Fragments from The Education of the Child in the Light of Anthroposophy (2 of 3)

There are two magic words which indicate how the child enters into relation with his environment. They are: Imitation, and Example. The Greek philosopher Aristotle called man the most imitative of creatures. For no age in life is this more true than for the first stage of childhood, before the change of teeth. What goes on in his physical environment, this the child imitates, and in the process of imitation his physical organs are cast into the forms which then become permanent. ‘Physical environment’ must, however, be taken in the widest imaginable sense. It includes not only what goes on around the child in the material sense, but everything that takes place in the child’s environment — everything that can be perceived by his senses, that can work from the surrounding physical space upon the inner powers of the child. This includes all the moral or immoral actions, all the wise or foolish actions, that the child sees.

To be continued

Source: Rudolf Steiner – GA 34 – The Education of the Child in the Light of Anthroposophy

Translated by George and Mary Adams


Previously posted on April 10, 2018

The characteristic stamp of the modern anthroposophist (part 2 of 6)  

Naturally it will not do to think: Now, reinforced with the knowledge of reincarnation and karma, I shall at once be able to grapple with external life. That, of course, is not possible. The essential thing is to understand how the truths of reincarnation and karma can penetrate into external life in such a way that they become its guiding principles.

Now let us consider how karma works through the different incarnations. When a human being comes into the world, his powers and capacities must, after all, be regarded as the effects of causes he himself engendered in earlier incarnations.

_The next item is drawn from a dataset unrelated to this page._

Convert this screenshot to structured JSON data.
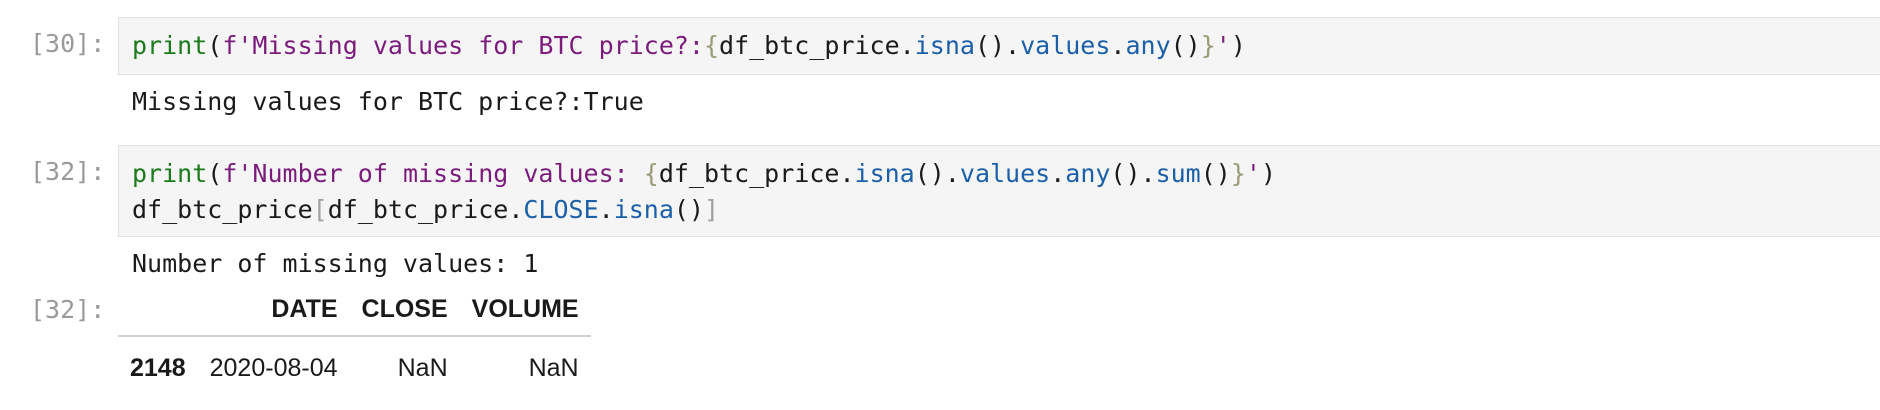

If this idea is led to its consistent conclusion, every human being must be treated as if he were a kind of enigma, as a being hovering in the dark foundations of his earlier incarnations. If this idea of karma is put earnestly into effect a significant change will be brought about, not in methods of education only but in the whole of life. If that were achieved, the idea of karma, instead of being merely an anthroposophical idea, would be transformed into something that takes hold of practical life itself, would become a really potent factor in life.

To be continued

Source: Rudolf Steiner – GA 135 – REINCARNATION AND KARMA THEIR SIGNIFICANCE IN MODERN CULTURE 4. Examples of the working of karma between two incarnations – Stuttgart, 21 February 1912 

Translated from shorthand reports unrevised by the lecturer, by D.S. Osmond, C. Davy and S. and E. F. Derry.


Vague and general phrases cannot provide the basis for a genuine art of education

Vague and general phrases — ‘the harmonious development of all the powers and talents in the child,’ and so forth — cannot provide the basis for a genuine art of education. Such an art of education can only be built up on a real knowledge of the human being. Not that these phrases are incorrect, but that at bottom they are as useless as it would be to say of a machine that all its parts must be brought harmoniously into action. To work a machine you must approach it, not with phrases and truisms, but with real and detailed knowledge. So for the art of education it is a knowledge of the members of man’s being and of their several development which is important. We must know on what part of the human being we have especially to work at a certain age, and how we can work upon it in the proper way.

There is of course no doubt that a truly realistic art of education, such as is here indicated, will only slowly make its way. This lies, indeed, in the whole mentality of our age, which will long continue to regard the facts of the spiritual world as the vapourings of an imagination run wild, while it takes vague and altogether unreal phrases for the result of a realistic way of thinking. Here, however, we shall unreservedly describe what will in time to come be a matter of common knowledge, though many to-day may still regard it as a figment of the mind.

Source: Rudolf Steiner – GA 34 – The Education of the Child in the Light of Anthroposophy

Translated by George and Mary Adams

Previously posted on January 13, 2015


Musical education

A child who is denied the blessing of having his musical sense cultivated during these years (about 7 till 14), will be the poorer for it the whole of his later life. If this sense were entirely lacking in him, whole aspects of the world’s existence would of necessity remain hidden from him.

Source: Rudolf Steiner – GA 34 – The Education of the Child in the Light of Anthroposophy

Previously posted on June 20, 2016


Fanaticism is the worst thing in the world

Fanaticism is the worst thing in the world, particularly in education, — a fanaticism which makes a man press on in one direction and push ahead regardless of anything but his one aim, reduced to precise slogans.

But if one looks at the world, without prejudice one will concede: views and opinions are but views and opinions. If I have a tree here and photograph it, I have one view of it; the view from here has a definite form; but the view is different from here, and again different from over there; so that you might think it was not the same tree if you only had the pictures to go by. In the same way there are points of view in the world, there are outlooks. Each one only regards one aspect of things. If you know that things must be looked upon from the most manifold standpoints you avoid fanaticism and dwell in many-sidedness, in a universality.

Source: Rudolf Steiner – GA 305 – Spiritual Ground of Education: Lecture IX: The Teachers of the Waldorf School – 25th August, 1922 | Oxford

Translated by Daphne Harwood

Previously posted on February 12, 2018